Observations (Patterson) were made on the bullfrog (Rana caterbiana) and the common snapping turtle (chelydra serpentina) by the balloon and the balloon X-ray method. In the turtles the balloon was introduced through an ordinary gastrostomy opening. In the frogs a stomatotomy was made by a small incision between the ramus of the inferior maxillary and the anterior coronary of the hyoid bone through the skin, the mylo-hyoid muscle, and the mucous membrane of the throat.
There are slight, if any, tonus variations in the empty stomach of frogs and turtles. In healthy frogs the stomach exhibits continuous rhythmical contractions. These contractions are remarkably strong, sustaining a column 15 to 22 cm. high. The contraction phase is abrupt; the relaxation is slower; in fact, it proceeds until the next contraction.
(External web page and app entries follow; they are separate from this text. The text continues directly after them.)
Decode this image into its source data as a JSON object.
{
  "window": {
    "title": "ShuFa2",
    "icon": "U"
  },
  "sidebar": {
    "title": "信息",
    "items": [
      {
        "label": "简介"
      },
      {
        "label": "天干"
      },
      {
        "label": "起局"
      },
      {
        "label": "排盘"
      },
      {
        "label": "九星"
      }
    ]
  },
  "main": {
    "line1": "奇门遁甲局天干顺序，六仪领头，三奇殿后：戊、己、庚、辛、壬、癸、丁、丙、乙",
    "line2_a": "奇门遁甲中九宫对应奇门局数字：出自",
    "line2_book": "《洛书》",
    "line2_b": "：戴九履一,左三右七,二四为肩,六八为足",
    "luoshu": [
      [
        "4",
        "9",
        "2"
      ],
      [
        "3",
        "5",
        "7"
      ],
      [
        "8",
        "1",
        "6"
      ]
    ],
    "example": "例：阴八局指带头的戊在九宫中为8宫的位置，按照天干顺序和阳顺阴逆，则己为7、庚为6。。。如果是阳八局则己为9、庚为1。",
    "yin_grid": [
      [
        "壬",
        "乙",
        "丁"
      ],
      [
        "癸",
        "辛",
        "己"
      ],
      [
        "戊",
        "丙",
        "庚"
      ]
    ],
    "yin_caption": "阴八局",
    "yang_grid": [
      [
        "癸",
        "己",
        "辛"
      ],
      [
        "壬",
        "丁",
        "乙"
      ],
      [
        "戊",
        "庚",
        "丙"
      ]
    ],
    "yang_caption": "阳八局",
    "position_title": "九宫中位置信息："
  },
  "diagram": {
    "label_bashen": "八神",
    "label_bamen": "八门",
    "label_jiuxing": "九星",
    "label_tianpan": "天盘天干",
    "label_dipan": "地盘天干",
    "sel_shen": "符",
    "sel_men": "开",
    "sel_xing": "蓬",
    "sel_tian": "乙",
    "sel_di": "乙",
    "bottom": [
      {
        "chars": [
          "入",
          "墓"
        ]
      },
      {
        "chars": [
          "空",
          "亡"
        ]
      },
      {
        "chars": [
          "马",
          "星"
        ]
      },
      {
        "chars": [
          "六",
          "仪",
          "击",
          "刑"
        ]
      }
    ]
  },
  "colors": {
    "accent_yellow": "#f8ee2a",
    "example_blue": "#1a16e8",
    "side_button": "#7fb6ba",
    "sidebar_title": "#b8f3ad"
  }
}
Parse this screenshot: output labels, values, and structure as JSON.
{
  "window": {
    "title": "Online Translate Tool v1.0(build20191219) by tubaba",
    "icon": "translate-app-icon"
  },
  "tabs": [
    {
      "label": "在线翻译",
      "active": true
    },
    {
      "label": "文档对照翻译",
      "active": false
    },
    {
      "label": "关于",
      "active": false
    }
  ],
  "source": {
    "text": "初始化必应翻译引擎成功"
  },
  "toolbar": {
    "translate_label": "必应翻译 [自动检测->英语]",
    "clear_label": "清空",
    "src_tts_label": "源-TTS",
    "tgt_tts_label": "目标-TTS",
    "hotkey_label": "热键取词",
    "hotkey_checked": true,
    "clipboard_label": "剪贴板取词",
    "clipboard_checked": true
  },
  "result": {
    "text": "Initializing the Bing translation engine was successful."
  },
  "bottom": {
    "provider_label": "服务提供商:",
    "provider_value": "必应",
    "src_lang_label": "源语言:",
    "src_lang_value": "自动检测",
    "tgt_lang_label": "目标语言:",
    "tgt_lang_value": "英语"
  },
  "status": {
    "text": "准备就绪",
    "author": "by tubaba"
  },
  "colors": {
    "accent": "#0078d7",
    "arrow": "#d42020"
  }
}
The X-ray studies in the intact animal as well as observations on the isolated stomach showed that each contraction is a peristaltic wave starting at or near the cardia and sweeping over the entire stomach, just as is the case with the gastric hunger contraction in the mammals. The striking difference between the bullfrog and the mammal is the absence of periodicity or grouping of the frog's gastric contractions (Fig. 8, a).
The amplitude of these contractions in the frog is increased during prolonged starvation, but there is no obvious increase in tonus. The contractions cease at temperatures above 380 C. and below 130 C. It is significant that the cessation of the hunger contractions of the empty stomach at low temperature (i3°C.) is not in tonus, but in atpny of the stomach. It would thus seem the gastric hunger mechanism is paralyzed in the hibernating frog.
The hunger contractions of the empty stomach of the turtle are very similar to those of the bullfrog. The rate of the contraction is somewhat less, and there are periods of relative quiescence of the empty stomach similar to that in mammals and birds. In prolonged starvation the contractions become stronger and show a tendency to pass into short periods of incomplete tetanus (Fig. 8, b).